Offseason changes mean the Cowboys need Dak Prescott. What’s his future in Dallas?
With his third season as the starting quarterback of the Dallas Cowboys looming, Dak Prescott faces his most crucial campaign yet.
The Cowboys are aiming for a postseason return, but Prescott’s 2018 performance will also have a significant impact on negotiations with the organization for a contract extension. Prescott stressed he hasn’t thought specifically about what the structure of a deal might be but said he would also take the team’s needs into consideration.
“That’s all good money, and that’s all big money, honestly,” Prescott told USA TODAY last week in a phone conversation. “I haven’t decided, or haven’t even talked about whether it’s a fully guaranteed deal, all up front, or whatever, short-term deal or make it long term. I’ve got to take care of myself and take care of my family.
“But at the same time, I want to do what’s best to get good players around me and keep good players around me, because that’s how you win.
“So if it’s short term to allow other players to get paid, or long term because I want to continue to stay a Cowboy and that helps the organization, we’ll get there when that time comes.”
Matt Ryan signed an extension with the Atlanta Falcons during this offseason, giving him $30 million a season and $100 million guaranteed, both of which set NFL records. Earlier, Kirk Cousins signed a threeyear, fully guaranteed deal worth $84 million with the Minnesota Vikings.
And yet Prescott, a fourthround pick in 2016, remains one of the best bargains in the NFL, set to earn $630,000 this year in base salary.
While the Cowboys still have Prescott’s rights for 2019 and could tender the franchise tag on him, it’s common for teams to look to lock up ascending players, especially quarterbacks, to long-term deals prior to entering the last year of the contract.
“Personally, it’s about winning, man,” Prescott said. “When it comes to the contract, we know this is a year where it’s going to happen in some form or fashion. For me it’s just about focusing on being the best I can.
“Being the best quarterback I can to make sure we win a lot of games so that I can show this organization what I can do and what I can do for many years to come. I know if I do that and win a bunch of games, go out there and win a Super Bowl, that money will take care of itself.
“Yeah, it’s a big year, but it’s a big year because it’s Year 3. It’s a huge year because it’s the next year.”
During spring workouts, there were signs that Prescott is growing more comfortable in his role as the team’s franchise quarterback.
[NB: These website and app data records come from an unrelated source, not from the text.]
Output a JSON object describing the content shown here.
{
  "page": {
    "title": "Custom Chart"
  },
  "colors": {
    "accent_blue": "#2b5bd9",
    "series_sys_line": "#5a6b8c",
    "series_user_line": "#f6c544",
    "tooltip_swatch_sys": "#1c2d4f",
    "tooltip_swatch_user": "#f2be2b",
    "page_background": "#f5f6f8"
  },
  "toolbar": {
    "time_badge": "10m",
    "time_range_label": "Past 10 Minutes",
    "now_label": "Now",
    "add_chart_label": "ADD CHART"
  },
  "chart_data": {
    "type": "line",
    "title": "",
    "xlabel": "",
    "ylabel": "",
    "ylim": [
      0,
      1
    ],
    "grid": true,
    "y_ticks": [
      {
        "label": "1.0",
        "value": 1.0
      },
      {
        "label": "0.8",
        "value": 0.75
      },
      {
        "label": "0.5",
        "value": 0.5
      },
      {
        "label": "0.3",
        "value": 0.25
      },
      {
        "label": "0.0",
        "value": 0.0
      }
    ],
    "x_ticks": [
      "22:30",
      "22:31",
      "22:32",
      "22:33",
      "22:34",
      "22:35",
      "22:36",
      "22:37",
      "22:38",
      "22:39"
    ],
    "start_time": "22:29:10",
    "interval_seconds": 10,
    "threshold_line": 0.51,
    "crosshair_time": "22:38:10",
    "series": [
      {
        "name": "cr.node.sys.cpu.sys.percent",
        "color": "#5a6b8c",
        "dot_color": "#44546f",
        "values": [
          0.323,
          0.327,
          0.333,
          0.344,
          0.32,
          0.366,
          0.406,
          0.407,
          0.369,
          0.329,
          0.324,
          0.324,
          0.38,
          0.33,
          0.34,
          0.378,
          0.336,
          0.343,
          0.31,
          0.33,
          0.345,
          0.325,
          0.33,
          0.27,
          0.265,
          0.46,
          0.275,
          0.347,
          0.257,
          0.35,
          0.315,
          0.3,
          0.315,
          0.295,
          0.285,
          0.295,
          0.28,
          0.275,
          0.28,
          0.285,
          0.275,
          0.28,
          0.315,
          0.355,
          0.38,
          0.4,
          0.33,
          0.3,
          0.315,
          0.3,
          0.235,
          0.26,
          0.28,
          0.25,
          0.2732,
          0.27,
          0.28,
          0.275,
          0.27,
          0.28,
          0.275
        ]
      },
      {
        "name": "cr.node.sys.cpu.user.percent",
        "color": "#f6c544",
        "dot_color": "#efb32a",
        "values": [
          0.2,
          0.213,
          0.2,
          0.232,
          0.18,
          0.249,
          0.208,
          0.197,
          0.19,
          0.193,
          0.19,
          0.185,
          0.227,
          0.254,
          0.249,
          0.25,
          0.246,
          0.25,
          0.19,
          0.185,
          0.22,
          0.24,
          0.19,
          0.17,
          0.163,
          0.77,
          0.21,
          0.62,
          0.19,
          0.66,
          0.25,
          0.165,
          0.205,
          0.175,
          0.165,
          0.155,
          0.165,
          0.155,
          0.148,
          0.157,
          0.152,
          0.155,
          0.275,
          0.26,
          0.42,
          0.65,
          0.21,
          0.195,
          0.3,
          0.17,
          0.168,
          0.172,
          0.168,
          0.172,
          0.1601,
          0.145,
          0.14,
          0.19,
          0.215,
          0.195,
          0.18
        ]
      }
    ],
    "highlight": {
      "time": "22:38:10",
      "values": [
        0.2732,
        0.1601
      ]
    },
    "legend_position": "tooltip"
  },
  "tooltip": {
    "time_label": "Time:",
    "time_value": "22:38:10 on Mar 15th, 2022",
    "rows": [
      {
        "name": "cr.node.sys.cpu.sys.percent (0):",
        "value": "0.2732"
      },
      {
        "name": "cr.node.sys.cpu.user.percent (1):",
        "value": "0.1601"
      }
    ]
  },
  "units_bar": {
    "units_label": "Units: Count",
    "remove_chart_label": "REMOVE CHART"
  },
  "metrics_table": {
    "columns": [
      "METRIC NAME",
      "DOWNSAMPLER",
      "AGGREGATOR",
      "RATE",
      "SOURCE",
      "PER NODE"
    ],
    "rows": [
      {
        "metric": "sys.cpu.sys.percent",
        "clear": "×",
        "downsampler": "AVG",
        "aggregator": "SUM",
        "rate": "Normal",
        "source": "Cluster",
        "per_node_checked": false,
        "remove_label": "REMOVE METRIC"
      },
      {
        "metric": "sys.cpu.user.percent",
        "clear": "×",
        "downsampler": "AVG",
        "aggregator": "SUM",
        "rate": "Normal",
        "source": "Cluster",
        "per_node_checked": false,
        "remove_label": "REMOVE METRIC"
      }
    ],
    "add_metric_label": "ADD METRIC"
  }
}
It wasn’t that Prescott wasn’t vocal before, but now he has no choice but to speak up given the void left by veteran tight end Jason Witten’s retirement and receiver Dez Bryant’s release.
“You can see him thinking at a different level and just being more comfortable in our offense, and then challenging everyone else to play at that level with him,” center Travis Frederick said. “People gravitate to him naturally. People want to follow him.
“Guys are looking to him for that, and he’s accepting of that, and he knows his responsibility.”
Cowboys executive vice president Stephen Jones said in May at the team’s golf outing that Dallas has budgeted to pay Prescott “as he deserves” and added that he hopes the final contract numbers are “up there,” based on the quarterback’s play.
Prescott spoke to USA TODAY on behalf of the Ready. Raise. Rise. campaign, which is holding the Pic Your Power challenge.
If 100 people submit photos of themselves holding up a sign with the hashtag #ReadyRaise Rise at ReadyRaiseRise.com, Bristol-Myers Squibb will pledge $250,000 to 35 advocacy groups that support people affected by cancer.
Prescott, whose mother, Peggy, died after fighting colon cancer, has supported various causes to promote education and research to fight the disease.
“I’m just allowing her to be my story,” Prescott said. “That’s what I’m doing and that’s why I’m here. It puts it in perspective what she went through and the grit and the selflessness type of fighter she was.
“That’s why it’s important for me to reach out and to be a part of the Ready. Raise. Rise. campaign so we can educate and help bring oncology research to people who need it.”
Cowboys quarterback Dak Prescott has averaged 3,495.5 yards passing and 22.5 TD passes during his first two NFL seasons. He also has rushed for six TDs both years.